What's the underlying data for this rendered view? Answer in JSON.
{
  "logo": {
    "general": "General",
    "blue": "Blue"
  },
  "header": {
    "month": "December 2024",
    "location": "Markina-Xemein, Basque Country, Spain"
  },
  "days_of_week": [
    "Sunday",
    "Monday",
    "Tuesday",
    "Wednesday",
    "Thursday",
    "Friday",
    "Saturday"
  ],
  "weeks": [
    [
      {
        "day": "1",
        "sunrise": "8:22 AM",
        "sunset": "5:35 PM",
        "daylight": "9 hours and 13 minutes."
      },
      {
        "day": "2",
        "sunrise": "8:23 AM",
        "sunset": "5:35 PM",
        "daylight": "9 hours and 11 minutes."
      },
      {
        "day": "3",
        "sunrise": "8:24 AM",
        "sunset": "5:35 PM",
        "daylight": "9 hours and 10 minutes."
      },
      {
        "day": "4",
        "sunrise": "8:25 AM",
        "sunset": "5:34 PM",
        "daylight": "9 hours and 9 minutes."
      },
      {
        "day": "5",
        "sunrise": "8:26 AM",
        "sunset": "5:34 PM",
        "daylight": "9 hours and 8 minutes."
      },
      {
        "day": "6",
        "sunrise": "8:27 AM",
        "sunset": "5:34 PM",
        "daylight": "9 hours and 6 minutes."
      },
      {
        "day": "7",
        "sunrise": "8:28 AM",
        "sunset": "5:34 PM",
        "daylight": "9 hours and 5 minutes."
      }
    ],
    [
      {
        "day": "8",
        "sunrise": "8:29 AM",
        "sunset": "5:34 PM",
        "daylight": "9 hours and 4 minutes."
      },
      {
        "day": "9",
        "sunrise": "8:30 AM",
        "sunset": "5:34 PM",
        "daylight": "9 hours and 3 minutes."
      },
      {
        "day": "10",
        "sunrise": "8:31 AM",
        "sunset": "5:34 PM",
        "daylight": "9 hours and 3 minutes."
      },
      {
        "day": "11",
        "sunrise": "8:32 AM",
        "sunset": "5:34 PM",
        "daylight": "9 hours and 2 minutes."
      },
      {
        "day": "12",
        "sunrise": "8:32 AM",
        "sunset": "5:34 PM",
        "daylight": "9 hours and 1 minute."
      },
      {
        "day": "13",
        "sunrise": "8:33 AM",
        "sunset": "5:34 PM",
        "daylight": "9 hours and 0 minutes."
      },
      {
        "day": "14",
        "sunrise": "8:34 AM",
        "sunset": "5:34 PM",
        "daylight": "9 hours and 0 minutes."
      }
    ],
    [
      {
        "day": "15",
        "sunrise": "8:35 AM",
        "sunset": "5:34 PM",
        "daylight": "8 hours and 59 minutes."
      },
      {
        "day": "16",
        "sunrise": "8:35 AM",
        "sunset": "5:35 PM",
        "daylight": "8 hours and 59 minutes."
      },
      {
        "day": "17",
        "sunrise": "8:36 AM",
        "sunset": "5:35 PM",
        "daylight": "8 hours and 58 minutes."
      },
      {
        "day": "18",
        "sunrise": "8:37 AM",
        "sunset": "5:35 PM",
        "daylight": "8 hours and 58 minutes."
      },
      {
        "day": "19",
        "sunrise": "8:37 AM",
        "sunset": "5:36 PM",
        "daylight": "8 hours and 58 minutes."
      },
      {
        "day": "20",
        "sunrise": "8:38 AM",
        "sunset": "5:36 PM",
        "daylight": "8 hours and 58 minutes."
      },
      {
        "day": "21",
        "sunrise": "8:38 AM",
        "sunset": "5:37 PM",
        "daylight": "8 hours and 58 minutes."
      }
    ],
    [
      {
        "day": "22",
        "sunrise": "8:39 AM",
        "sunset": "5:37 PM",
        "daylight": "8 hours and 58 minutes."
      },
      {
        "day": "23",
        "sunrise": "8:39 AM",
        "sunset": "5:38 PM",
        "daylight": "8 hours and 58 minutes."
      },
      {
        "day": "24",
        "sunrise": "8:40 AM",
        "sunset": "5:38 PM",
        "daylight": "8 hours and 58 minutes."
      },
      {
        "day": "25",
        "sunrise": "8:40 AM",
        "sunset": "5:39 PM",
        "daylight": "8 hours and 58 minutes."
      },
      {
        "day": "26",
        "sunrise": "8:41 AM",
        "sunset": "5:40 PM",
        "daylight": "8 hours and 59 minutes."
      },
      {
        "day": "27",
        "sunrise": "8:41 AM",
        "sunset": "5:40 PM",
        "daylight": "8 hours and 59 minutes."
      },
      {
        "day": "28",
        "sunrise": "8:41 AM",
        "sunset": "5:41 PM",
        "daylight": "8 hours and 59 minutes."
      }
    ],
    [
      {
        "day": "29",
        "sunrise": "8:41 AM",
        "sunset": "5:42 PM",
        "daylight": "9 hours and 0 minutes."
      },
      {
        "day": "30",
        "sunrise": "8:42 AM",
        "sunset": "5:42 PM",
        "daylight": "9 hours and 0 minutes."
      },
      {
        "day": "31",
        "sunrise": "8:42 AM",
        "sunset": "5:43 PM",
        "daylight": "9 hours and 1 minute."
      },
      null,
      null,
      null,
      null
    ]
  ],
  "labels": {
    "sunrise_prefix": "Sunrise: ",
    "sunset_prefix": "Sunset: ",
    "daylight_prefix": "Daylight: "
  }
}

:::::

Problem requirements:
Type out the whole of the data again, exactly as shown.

Reply to the task:
What's the underlying data for this rendered view? Answer in JSON.
{
  "logo": {
    "general": "General",
    "blue": "Blue"
  },
  "header": {
    "month": "December 2024",
    "location": "Markina-Xemein, Basque Country, Spain"
  },
  "days_of_week": [
    "Sunday",
    "Monday",
    "Tuesday",
    "Wednesday",
    "Thursday",
    "Friday",
    "Saturday"
  ],
  "weeks": [
    [
      {
        "day": "1",
        "sunrise": "8:22 AM",
        "sunset": "5:35 PM",
        "daylight": "9 hours and 13 minutes."
      },
      {
        "day": "2",
        "sunrise": "8:23 AM",
        "sunset": "5:35 PM",
        "daylight": "9 hours and 11 minutes."
      },
      {
        "day": "3",
        "sunrise": "8:24 AM",
        "sunset": "5:35 PM",
        "daylight": "9 hours and 10 minutes."
      },
      {
        "day": "4",
        "sunrise": "8:25 AM",
        "sunset": "5:34 PM",
        "daylight": "9 hours and 9 minutes."
      },
      {
        "day": "5",
        "sunrise": "8:26 AM",
        "sunset": "5:34 PM",
        "daylight": "9 hours and 8 minutes."
      },
      {
        "day": "6",
        "sunrise": "8:27 AM",
        "sunset": "5:34 PM",
        "daylight": "9 hours and 6 minutes."
      },
      {
        "day": "7",
        "sunrise": "8:28 AM",
        "sunset": "5:34 PM",
        "daylight": "9 hours and 5 minutes."
      }
    ],
    [
      {
        "day": "8",
        "sunrise": "8:29 AM",
        "sunset": "5:34 PM",
        "daylight": "9 hours and 4 minutes."
      },
      {
        "day": "9",
        "sunrise": "8:30 AM",
        "sunset": "5:34 PM",
        "daylight": "9 hours and 3 minutes."
      },
      {
        "day": "10",
        "sunrise": "8:31 AM",
        "sunset": "5:34 PM",
        "daylight": "9 hours and 3 minutes."
      },
      {
        "day": "11",
        "sunrise": "8:32 AM",
        "sunset": "5:34 PM",
        "daylight": "9 hours and 2 minutes."
      },
      {
        "day": "12",
        "sunrise": "8:32 AM",
        "sunset": "5:34 PM",
        "daylight": "9 hours and 1 minute."
      },
      {
        "day": "13",
        "sunrise": "8:33 AM",
        "sunset": "5:34 PM",
        "daylight": "9 hours and 0 minutes."
      },
      {
        "day": "14",
        "sunrise": "8:34 AM",
        "sunset": "5:34 PM",
        "daylight": "9 hours and 0 minutes."
      }
    ],
    [
      {
        "day": "15",
        "sunrise": "8:35 AM",
        "sunset": "5:34 PM",
        "daylight": "8 hours and 59 minutes."
      },
      {
        "day": "16",
        "sunrise": "8:35 AM",
        "sunset": "5:35 PM",
        "daylight": "8 hours and 59 minutes."
      },
      {
        "day": "17",
        "sunrise": "8:36 AM",
        "sunset": "5:35 PM",
        "daylight": "8 hours and 58 minutes."
      },
      {
        "day": "18",
        "sunrise": "8:37 AM",
        "sunset": "5:35 PM",
        "daylight": "8 hours and 58 minutes."
      },
      {
        "day": "19",
        "sunrise": "8:37 AM",
        "sunset": "5:36 PM",
        "daylight": "8 hours and 58 minutes."
      },
      {
        "day": "20",
        "sunrise": "8:38 AM",
        "sunset": "5:36 PM",
        "daylight": "8 hours and 58 minutes."
      },
      {
        "day": "21",
        "sunrise": "8:38 AM",
        "sunset": "5:37 PM",
        "daylight": "8 hours and 58 minutes."
      }
    ],
    [
      {
        "day": "22",
        "sunrise": "8:39 AM",
        "sunset": "5:37 PM",
        "daylight": "8 hours and 58 minutes."
      },
      {
        "day": "23",
        "sunrise": "8:39 AM",
        "sunset": "5:38 PM",
        "daylight": "8 hours and 58 minutes."
      },
      {
        "day": "24",
        "sunrise": "8:40 AM",
        "sunset": "5:38 PM",
        "daylight": "8 hours and 58 minutes."
      },
      {
        "day": "25",
        "sunrise": "8:40 AM",
        "sunset": "5:39 PM",
        "daylight": "8 hours and 58 minutes."
      },
      {
        "day": "26",
        "sunrise": "8:41 AM",
        "sunset": "5:40 PM",
        "daylight": "8 hours and 59 minutes."
      },
      {
        "day": "27",
        "sunrise": "8:41 AM",
        "sunset": "5:40 PM",
        "daylight": "8 hours and 59 minutes."
      },
      {
        "day": "28",
        "sunrise": "8:41 AM",
        "sunset": "5:41 PM",
        "daylight": "8 hours and 59 minutes."
      }
    ],
    [
      {
        "day": "29",
        "sunrise": "8:41 AM",
        "sunset": "5:42 PM",
        "daylight": "9 hours and 0 minutes."
      },
      {
        "day": "30",
        "sunrise": "8:42 AM",
        "sunset": "5:42 PM",
        "daylight": "9 hours and 0 minutes."
      },
      {
        "day": "31",
        "sunrise": "8:42 AM",
        "sunset": "5:43 PM",
        "daylight": "9 hours and 1 minute."
      },
      null,
      null,
      null,
      null
    ]
  ],
  "labels": {
    "sunrise_prefix": "Sunrise: ",
    "sunset_prefix": "Sunset: ",
    "daylight_prefix": "Daylight: "
  }
}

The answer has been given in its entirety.